App and web page records:
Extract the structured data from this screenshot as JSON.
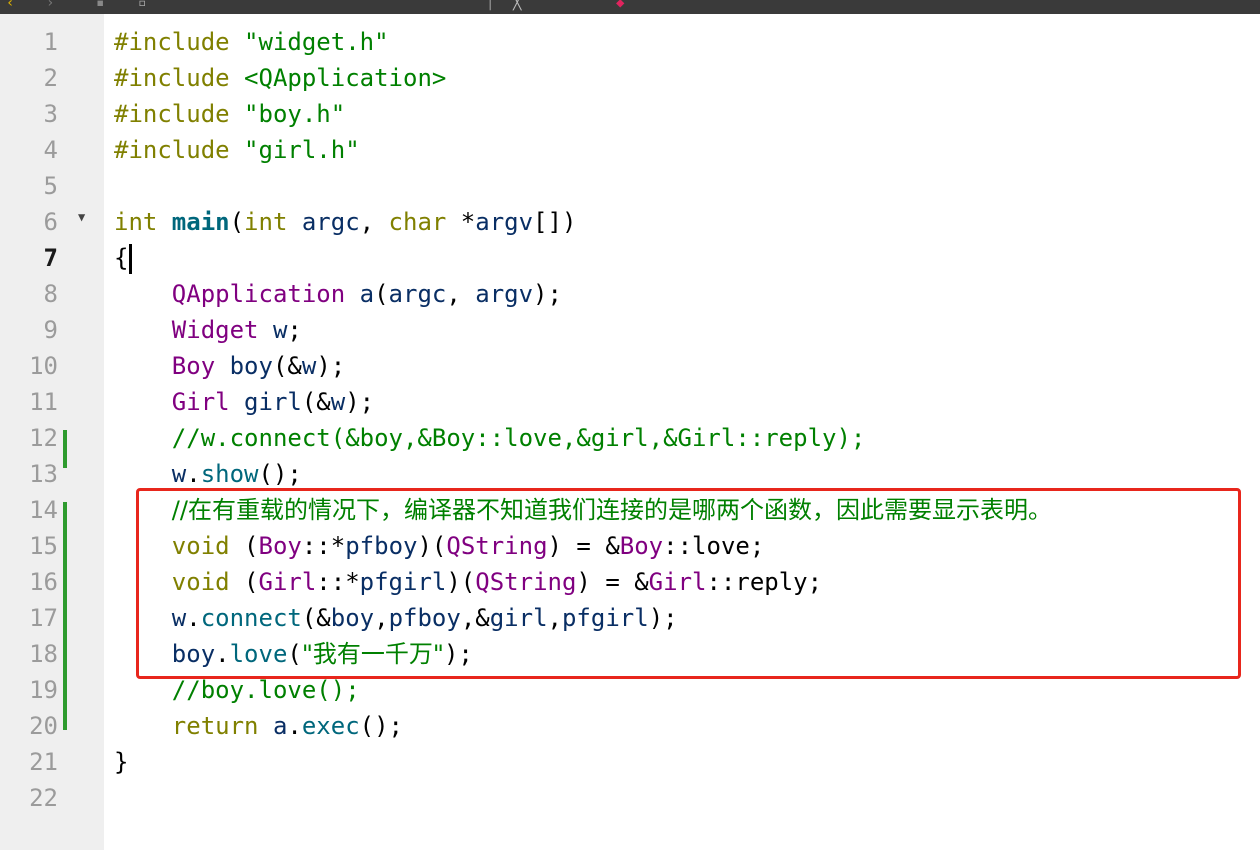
{
  "editor": {
    "current_line": 7,
    "line_numbers": [
      "1",
      "2",
      "3",
      "4",
      "5",
      "6",
      "7",
      "8",
      "9",
      "10",
      "11",
      "12",
      "13",
      "14",
      "15",
      "16",
      "17",
      "18",
      "19",
      "20",
      "21",
      "22"
    ],
    "lines": [
      [
        {
          "t": "#include ",
          "c": "kw"
        },
        {
          "t": "\"widget.h\"",
          "c": "str"
        }
      ],
      [
        {
          "t": "#include ",
          "c": "kw"
        },
        {
          "t": "<QApplication>",
          "c": "str"
        }
      ],
      [
        {
          "t": "#include ",
          "c": "kw"
        },
        {
          "t": "\"boy.h\"",
          "c": "str"
        }
      ],
      [
        {
          "t": "#include ",
          "c": "kw"
        },
        {
          "t": "\"girl.h\"",
          "c": "str"
        }
      ],
      [],
      [
        {
          "t": "int ",
          "c": "kw"
        },
        {
          "t": "main",
          "c": "fn"
        },
        {
          "t": "(",
          "c": "p"
        },
        {
          "t": "int ",
          "c": "kw"
        },
        {
          "t": "argc",
          "c": "var"
        },
        {
          "t": ", ",
          "c": "p"
        },
        {
          "t": "char ",
          "c": "kw"
        },
        {
          "t": "*",
          "c": "p"
        },
        {
          "t": "argv",
          "c": "var"
        },
        {
          "t": "[])",
          "c": "p"
        }
      ],
      [
        {
          "t": "{",
          "c": "p"
        }
      ],
      [
        {
          "t": "    ",
          "c": "p"
        },
        {
          "t": "QApplication",
          "c": "typ"
        },
        {
          "t": " a",
          "c": "var"
        },
        {
          "t": "(",
          "c": "p"
        },
        {
          "t": "argc",
          "c": "var"
        },
        {
          "t": ", ",
          "c": "p"
        },
        {
          "t": "argv",
          "c": "var"
        },
        {
          "t": ");",
          "c": "p"
        }
      ],
      [
        {
          "t": "    ",
          "c": "p"
        },
        {
          "t": "Widget",
          "c": "typ"
        },
        {
          "t": " w",
          "c": "var"
        },
        {
          "t": ";",
          "c": "p"
        }
      ],
      [
        {
          "t": "    ",
          "c": "p"
        },
        {
          "t": "Boy",
          "c": "typ"
        },
        {
          "t": " boy",
          "c": "var"
        },
        {
          "t": "(&",
          "c": "p"
        },
        {
          "t": "w",
          "c": "var"
        },
        {
          "t": ");",
          "c": "p"
        }
      ],
      [
        {
          "t": "    ",
          "c": "p"
        },
        {
          "t": "Girl",
          "c": "typ"
        },
        {
          "t": " girl",
          "c": "var"
        },
        {
          "t": "(&",
          "c": "p"
        },
        {
          "t": "w",
          "c": "var"
        },
        {
          "t": ");",
          "c": "p"
        }
      ],
      [
        {
          "t": "    ",
          "c": "p"
        },
        {
          "t": "//w.connect(&boy,&Boy::love,&girl,&Girl::reply);",
          "c": "cmt"
        }
      ],
      [
        {
          "t": "    ",
          "c": "p"
        },
        {
          "t": "w",
          "c": "var"
        },
        {
          "t": ".",
          "c": "p"
        },
        {
          "t": "show",
          "c": "mem"
        },
        {
          "t": "();",
          "c": "p"
        }
      ],
      [
        {
          "t": "    ",
          "c": "p"
        },
        {
          "t": "//在有重载的情况下，编译器不知道我们连接的是哪两个函数，因此需要显示表明。",
          "c": "cmt zh"
        }
      ],
      [
        {
          "t": "    ",
          "c": "p"
        },
        {
          "t": "void ",
          "c": "kw"
        },
        {
          "t": "(",
          "c": "p"
        },
        {
          "t": "Boy",
          "c": "typ"
        },
        {
          "t": "::*",
          "c": "p"
        },
        {
          "t": "pfboy",
          "c": "var"
        },
        {
          "t": ")(",
          "c": "p"
        },
        {
          "t": "QString",
          "c": "typ"
        },
        {
          "t": ") = &",
          "c": "p"
        },
        {
          "t": "Boy",
          "c": "typ"
        },
        {
          "t": "::love;",
          "c": "p"
        }
      ],
      [
        {
          "t": "    ",
          "c": "p"
        },
        {
          "t": "void ",
          "c": "kw"
        },
        {
          "t": "(",
          "c": "p"
        },
        {
          "t": "Girl",
          "c": "typ"
        },
        {
          "t": "::*",
          "c": "p"
        },
        {
          "t": "pfgirl",
          "c": "var"
        },
        {
          "t": ")(",
          "c": "p"
        },
        {
          "t": "QString",
          "c": "typ"
        },
        {
          "t": ") = &",
          "c": "p"
        },
        {
          "t": "Girl",
          "c": "typ"
        },
        {
          "t": "::reply;",
          "c": "p"
        }
      ],
      [
        {
          "t": "    ",
          "c": "p"
        },
        {
          "t": "w",
          "c": "var"
        },
        {
          "t": ".",
          "c": "p"
        },
        {
          "t": "connect",
          "c": "mem"
        },
        {
          "t": "(&",
          "c": "p"
        },
        {
          "t": "boy",
          "c": "var"
        },
        {
          "t": ",",
          "c": "p"
        },
        {
          "t": "pfboy",
          "c": "var"
        },
        {
          "t": ",&",
          "c": "p"
        },
        {
          "t": "girl",
          "c": "var"
        },
        {
          "t": ",",
          "c": "p"
        },
        {
          "t": "pfgirl",
          "c": "var"
        },
        {
          "t": ");",
          "c": "p"
        }
      ],
      [
        {
          "t": "    ",
          "c": "p"
        },
        {
          "t": "boy",
          "c": "var"
        },
        {
          "t": ".",
          "c": "p"
        },
        {
          "t": "love",
          "c": "mem"
        },
        {
          "t": "(",
          "c": "p"
        },
        {
          "t": "\"我有一千万\"",
          "c": "str zh"
        },
        {
          "t": ");",
          "c": "p"
        }
      ],
      [
        {
          "t": "    ",
          "c": "p"
        },
        {
          "t": "//boy.love();",
          "c": "cmt"
        }
      ],
      [
        {
          "t": "    ",
          "c": "p"
        },
        {
          "t": "return ",
          "c": "kw"
        },
        {
          "t": "a",
          "c": "var"
        },
        {
          "t": ".",
          "c": "p"
        },
        {
          "t": "exec",
          "c": "mem"
        },
        {
          "t": "();",
          "c": "p"
        }
      ],
      [
        {
          "t": "}",
          "c": "p"
        }
      ],
      []
    ]
  },
  "colors": {
    "keyword": "#808000",
    "string": "#008000",
    "type": "#800080",
    "comment": "#008000",
    "function": "#00677c",
    "change_marker": "#2e9b2e",
    "highlight_box": "#e8261c"
  },
  "icons": {
    "fold_arrow": "fold-arrow-icon",
    "text_cursor": "text-cursor-icon"
  }
}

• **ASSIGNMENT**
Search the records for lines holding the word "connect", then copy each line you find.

• **WORKED SOLUTION**
          "t": "//w.connect(&boy,&Boy::love,&girl,&Girl::reply);",
          "t": "connect",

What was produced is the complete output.